Available on September 16, 2014
Algonquin, 2014, 384 pages, $16.95
August 25, 2014
by Sandra Waugh
Lark Carew is gifted with the Sight. When it warns her that the troll-like Troths will attack her village, Lark leaves her home to get help from the legendary Riders of Tarnec but soon Lark learns that she has been summoned to Tarnec for another reason. The four amulets of balance have been stolen. Lark must awaken as the Guardian of Life and retrieve the Life amulet from the Breeders of Chaos. This debut novel was beautifully written, with a unique voice, an enchanting story and a strong female protagonist.
Random House, 2014, 384 pages, $17.99
This book will be available on September 23, 2014.
July 7, 2014
After The End
by Amy Plum
Decades after World War Three left society in ruins, Juneau and her clan live in a part of the Alaskan wilderness that hasn’t been touched by nuclear radiation. But when her clan is taken by brigands, she ventures out of her homeland to find them. To her shock, Juneau learns that what she grew up believing was nothing but a lie. There was no war. Civilization is still going strong. And Juneau must rescue her clan in this alien world.
Juneau is a strong protagonist. She doesn’t let her lack of knowledge about the strange world she was suddenly thrust into get in the way of her task. This book was really a page-turner, and the only downside was the cliffhanger ending.
HarperCollins, 2014, 352 pages,
June 30, 2014
Princess of Thorns
by Stacey Jay
A fresh new twist to the Sleeping Beauty fairy tale. Princess Aurora disguises herself as a boy so she can raise an army and rescue her brother. Prince Niklaas searches for a bride in order to escape the curse that has taken the lives of his older brothers. Together, prince and princess must stop an ogre prophecy from being fulfilled or all human life will perish. I really enjoyed Princess of Thorns.
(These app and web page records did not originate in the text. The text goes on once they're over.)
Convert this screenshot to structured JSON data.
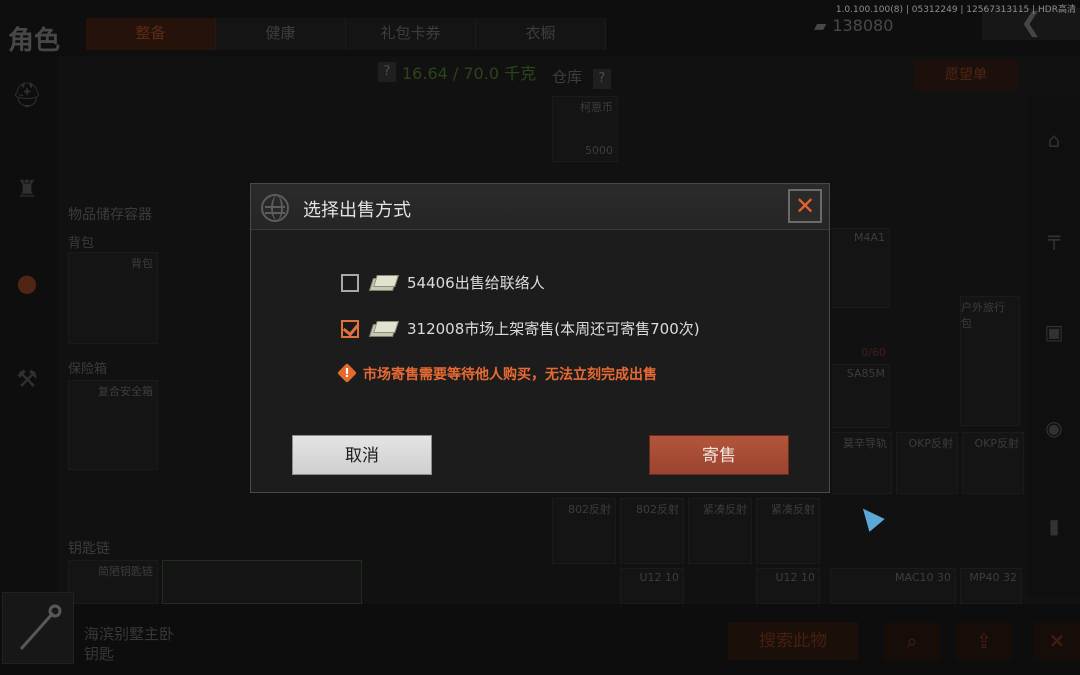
{
  "app": {
    "title": "角色",
    "version": "1.0.100.100(8) | 05312249 | 12567313115 | HDR高清",
    "currency": "138080"
  },
  "tabs": [
    {
      "label": "整备",
      "active": true
    },
    {
      "label": "健康"
    },
    {
      "label": "礼包卡券"
    },
    {
      "label": "衣橱"
    }
  ],
  "inventory": {
    "weight": "16.64 / 70.0 千克",
    "help": "?",
    "storage_label": "物品储存容器",
    "backpack_label": "背包",
    "backpack_slot": "背包",
    "safe_label": "保险箱",
    "safe_slot": "复合安全箱",
    "keychain_label": "钥匙链",
    "keychain_slot": "简陋钥匙链"
  },
  "warehouse": {
    "label": "仓库",
    "help": "?",
    "wishlist": "愿望单",
    "items": [
      {
        "name": "柯恩币",
        "count": "5000"
      },
      {
        "name": "M4A1"
      },
      {
        "name": "户外旅行包"
      },
      {
        "name": "SA85M"
      },
      {
        "name": "0/60"
      },
      {
        "name": "莫辛导轨"
      },
      {
        "name": "OKP反射"
      },
      {
        "name": "OKP反射"
      },
      {
        "name": "802反射"
      },
      {
        "name": "802反射"
      },
      {
        "name": "紧凑反射"
      },
      {
        "name": "紧凑反射"
      },
      {
        "name": "U12 10"
      },
      {
        "name": "U12 10"
      },
      {
        "name": "MAC10 30"
      },
      {
        "name": "MP40 32"
      }
    ]
  },
  "bottom": {
    "item_name_line1": "海滨别墅主卧",
    "item_name_line2": "钥匙",
    "search_label": "搜索此物"
  },
  "dialog": {
    "title": "选择出售方式",
    "close": "✕",
    "options": [
      {
        "text": "54406出售给联络人",
        "checked": false
      },
      {
        "text": "312008市场上架寄售(本周还可寄售700次)",
        "checked": true
      }
    ],
    "warning": "市场寄售需要等待他人购买，无法立刻完成出售",
    "cancel_label": "取消",
    "confirm_label": "寄售"
  },
  "colors": {
    "accent": "#e0703e",
    "confirm_button": "#a24a34",
    "warning": "#e86a33"
  }
}
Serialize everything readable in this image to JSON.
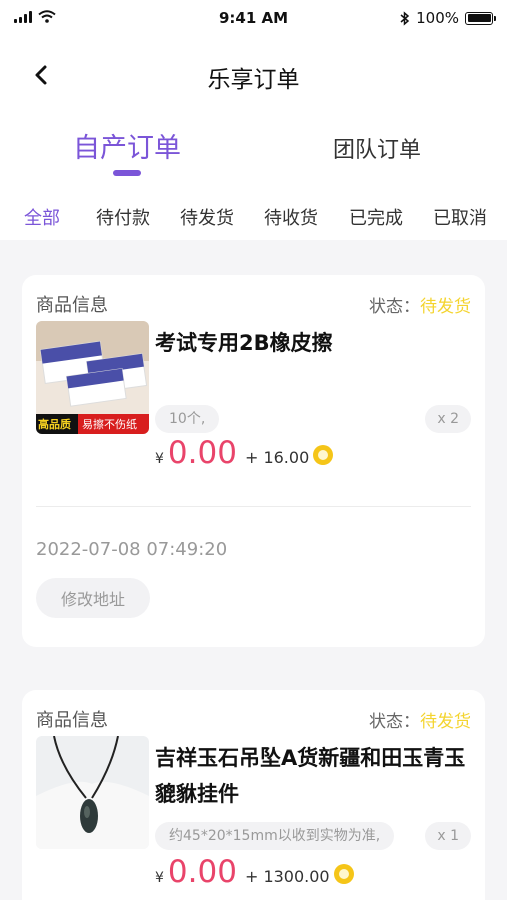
{
  "status_bar": {
    "time": "9:41 AM",
    "battery": "100%"
  },
  "nav": {
    "title": "乐享订单"
  },
  "tabs": [
    {
      "label": "自产订单"
    },
    {
      "label": "团队订单"
    }
  ],
  "filters": [
    {
      "label": "全部"
    },
    {
      "label": "待付款"
    },
    {
      "label": "待发货"
    },
    {
      "label": "待收货"
    },
    {
      "label": "已完成"
    },
    {
      "label": "已取消"
    }
  ],
  "orders": [
    {
      "info_label": "商品信息",
      "status_prefix": "状态：",
      "status": "待发货",
      "title": "考试专用2B橡皮擦",
      "spec": "10个,",
      "qty": "x 2",
      "currency": "¥",
      "price": "0.00",
      "points": "+ 16.00",
      "thumb_tag_left": "高品质",
      "thumb_tag_right": "易擦不伤纸",
      "time": "2022-07-08 07:49:20",
      "action": "修改地址"
    },
    {
      "info_label": "商品信息",
      "status_prefix": "状态：",
      "status": "待发货",
      "title": "吉祥玉石吊坠A货新疆和田玉青玉貔貅挂件",
      "spec": "约45*20*15mm以收到实物为准,",
      "qty": "x 1",
      "currency": "¥",
      "price": "0.00",
      "points": "+ 1300.00"
    }
  ],
  "colors": {
    "accent": "#7b55d8",
    "price": "#e9446a",
    "status": "#f4d42f"
  }
}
There was never a dull moment while reading, and it has the perfect blend of magic, adventure, romance, and a fairy tale happily-ever-after.
Random House, 2014, 400 pages,
June 25, 2014
by Heather Mackley
Lucy Darrington, the daughter of the famous ghostologist William Darrington, runs away from boarding school in order to find her missing father. She travels with her friend Pete to Devil’s Thumb, an island that is the home of the rare and magical Dreamwood. But finding William Darrington will be harder than Lucy or Pete imagine, because though it has healing properties, the Dreamwood also feeds on human flesh. With unexpected twists and turns, “Dreamwood” is a thrilling supernatural and paranormal adventure.
Penguin, 2014, 336 pages, $16.99